On the next day I decided to go for broke and try for a decent fish. Don't get me wrong, I was more than happy with two off the top but I wanted to see if there was anything else to be had. I'd only seen a few single or low doubles cruising elsewhere on the water. I set up two rods and cast them between the two fallen trees. I hunched over the rods, hot and uncomfortable, waiting..... ready to hit the first sign of a bite. Bites came alright, lot of them and, when I eventually hit one, it was from a diminutive Poisson Chat. To those of you unfamiliar with poisson chat, they are small catfish perhaps better described as three large spines joined by some meat and fins. They are veracious feeders and the bane of all French carp anglers.

I moved back to the front of our pitch and cast a rod under the overhanging trees baited with a (allegedly) chat proof Rosehip boilie. A bite came some half hour later and I had a right old tussle with a powerful fish. It was a mirror (the one I saw before?) and went 22.13. Although it is small by French standards, I was happy with that.

After this capture the lake went quiet. No more fish would rise to bread and the fish that had rolled near the snags stopped doing so. I tried again on a couple of evenings but the lake floor was paved with poisson chat that could reduce 20mm rosehip boilies to the size of a sugar cube in about ten minutes. I think my feeding had drawn them in and driven the carp out.
Not to worry, I was so relaxed I just happily watched the water and listened to the myriad of bird song.
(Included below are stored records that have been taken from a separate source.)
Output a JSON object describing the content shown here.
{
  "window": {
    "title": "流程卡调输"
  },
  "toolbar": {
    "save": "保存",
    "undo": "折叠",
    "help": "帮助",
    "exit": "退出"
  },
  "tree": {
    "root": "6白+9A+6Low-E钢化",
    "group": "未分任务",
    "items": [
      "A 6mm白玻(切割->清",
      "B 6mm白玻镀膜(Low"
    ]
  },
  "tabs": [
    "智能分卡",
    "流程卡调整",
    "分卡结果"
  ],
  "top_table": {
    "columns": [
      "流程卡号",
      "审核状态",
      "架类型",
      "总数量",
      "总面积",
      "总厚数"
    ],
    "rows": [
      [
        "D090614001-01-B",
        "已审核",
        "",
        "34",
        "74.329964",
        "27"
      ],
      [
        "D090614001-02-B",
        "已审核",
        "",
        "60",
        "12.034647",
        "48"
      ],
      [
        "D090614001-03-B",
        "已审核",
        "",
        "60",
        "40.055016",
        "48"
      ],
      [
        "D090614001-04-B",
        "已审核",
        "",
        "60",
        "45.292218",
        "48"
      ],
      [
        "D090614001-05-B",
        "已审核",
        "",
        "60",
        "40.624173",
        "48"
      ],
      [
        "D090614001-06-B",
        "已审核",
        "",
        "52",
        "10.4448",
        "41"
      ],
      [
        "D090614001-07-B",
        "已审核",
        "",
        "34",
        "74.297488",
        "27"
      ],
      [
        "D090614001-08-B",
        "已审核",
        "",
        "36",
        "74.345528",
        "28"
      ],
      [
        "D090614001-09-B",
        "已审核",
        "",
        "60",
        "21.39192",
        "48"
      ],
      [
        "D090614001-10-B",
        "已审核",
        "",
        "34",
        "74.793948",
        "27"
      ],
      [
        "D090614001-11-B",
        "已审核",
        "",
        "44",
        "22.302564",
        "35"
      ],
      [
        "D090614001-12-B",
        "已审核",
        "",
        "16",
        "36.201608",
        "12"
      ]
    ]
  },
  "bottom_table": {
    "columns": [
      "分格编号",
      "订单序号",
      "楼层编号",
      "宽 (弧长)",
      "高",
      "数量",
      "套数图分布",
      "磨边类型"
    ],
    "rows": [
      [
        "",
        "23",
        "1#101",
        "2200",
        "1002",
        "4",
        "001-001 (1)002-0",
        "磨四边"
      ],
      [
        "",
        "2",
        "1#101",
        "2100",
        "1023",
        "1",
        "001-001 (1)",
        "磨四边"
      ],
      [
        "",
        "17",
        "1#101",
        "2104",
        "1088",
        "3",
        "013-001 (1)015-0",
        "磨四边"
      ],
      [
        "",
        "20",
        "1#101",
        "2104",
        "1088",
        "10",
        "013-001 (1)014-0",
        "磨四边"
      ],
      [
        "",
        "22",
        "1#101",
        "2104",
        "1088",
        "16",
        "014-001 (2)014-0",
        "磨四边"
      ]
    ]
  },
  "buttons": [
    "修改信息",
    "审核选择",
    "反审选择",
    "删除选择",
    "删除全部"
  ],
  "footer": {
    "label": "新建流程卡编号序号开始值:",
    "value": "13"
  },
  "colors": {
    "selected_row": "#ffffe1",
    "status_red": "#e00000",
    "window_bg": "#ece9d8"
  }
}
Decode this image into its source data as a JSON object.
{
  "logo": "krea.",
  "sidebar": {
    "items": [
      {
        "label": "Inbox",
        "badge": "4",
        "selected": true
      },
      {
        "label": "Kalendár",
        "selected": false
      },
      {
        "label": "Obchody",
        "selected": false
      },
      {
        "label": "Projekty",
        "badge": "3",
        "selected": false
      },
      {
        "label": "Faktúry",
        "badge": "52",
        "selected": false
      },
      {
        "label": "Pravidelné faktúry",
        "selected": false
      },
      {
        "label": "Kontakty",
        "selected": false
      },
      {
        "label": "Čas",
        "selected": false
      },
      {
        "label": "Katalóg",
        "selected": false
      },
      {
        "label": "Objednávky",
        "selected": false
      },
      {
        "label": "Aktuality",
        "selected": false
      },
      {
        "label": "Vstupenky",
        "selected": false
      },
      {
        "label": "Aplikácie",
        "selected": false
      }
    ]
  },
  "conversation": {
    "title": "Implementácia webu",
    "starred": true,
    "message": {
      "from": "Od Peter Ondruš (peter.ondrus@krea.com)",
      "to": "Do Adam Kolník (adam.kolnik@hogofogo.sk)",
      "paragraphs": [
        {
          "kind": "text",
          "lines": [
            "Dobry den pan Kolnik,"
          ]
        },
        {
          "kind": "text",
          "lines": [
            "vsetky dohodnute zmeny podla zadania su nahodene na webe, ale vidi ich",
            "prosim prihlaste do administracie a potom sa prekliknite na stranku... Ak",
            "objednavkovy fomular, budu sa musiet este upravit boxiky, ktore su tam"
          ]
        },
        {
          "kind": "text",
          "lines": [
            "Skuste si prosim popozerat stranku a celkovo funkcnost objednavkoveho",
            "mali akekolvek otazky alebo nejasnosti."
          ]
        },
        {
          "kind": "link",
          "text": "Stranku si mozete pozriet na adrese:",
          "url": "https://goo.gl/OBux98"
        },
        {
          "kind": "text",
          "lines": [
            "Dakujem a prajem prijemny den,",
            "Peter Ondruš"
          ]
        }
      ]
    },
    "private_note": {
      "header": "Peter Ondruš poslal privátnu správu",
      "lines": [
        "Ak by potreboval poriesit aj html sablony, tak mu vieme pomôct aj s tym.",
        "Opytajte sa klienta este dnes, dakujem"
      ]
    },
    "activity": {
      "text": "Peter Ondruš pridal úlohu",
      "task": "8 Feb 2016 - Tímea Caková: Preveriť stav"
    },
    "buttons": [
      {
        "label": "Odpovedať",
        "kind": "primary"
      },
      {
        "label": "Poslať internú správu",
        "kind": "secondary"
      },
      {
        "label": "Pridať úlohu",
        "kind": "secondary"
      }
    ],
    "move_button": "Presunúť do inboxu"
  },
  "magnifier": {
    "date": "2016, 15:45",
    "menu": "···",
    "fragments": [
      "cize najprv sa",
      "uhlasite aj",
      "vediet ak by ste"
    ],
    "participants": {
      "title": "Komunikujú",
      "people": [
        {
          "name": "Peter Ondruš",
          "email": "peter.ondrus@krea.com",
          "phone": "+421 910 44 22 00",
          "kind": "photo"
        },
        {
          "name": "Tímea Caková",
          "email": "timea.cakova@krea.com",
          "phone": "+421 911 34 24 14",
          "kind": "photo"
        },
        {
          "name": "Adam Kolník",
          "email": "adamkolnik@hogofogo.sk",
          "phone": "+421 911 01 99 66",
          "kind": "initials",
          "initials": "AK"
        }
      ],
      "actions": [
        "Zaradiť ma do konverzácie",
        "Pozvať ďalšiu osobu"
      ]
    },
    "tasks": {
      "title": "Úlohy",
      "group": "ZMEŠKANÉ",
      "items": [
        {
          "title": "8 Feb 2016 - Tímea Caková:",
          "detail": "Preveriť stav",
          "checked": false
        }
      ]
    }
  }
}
We spent our last couple of days in Honfleur and, as I shut the car boot having packed everything away, it started to rain. Very timely. Our last night was spent in a luxurious chateau before the long drive home.

Sitting overlooking a little port whilst eating moules mariniere and frites, sipping on a cold draft beer and people watching. All just memories now but I'll be back again in September. It will be cooler and my fishing head will well and truly be on.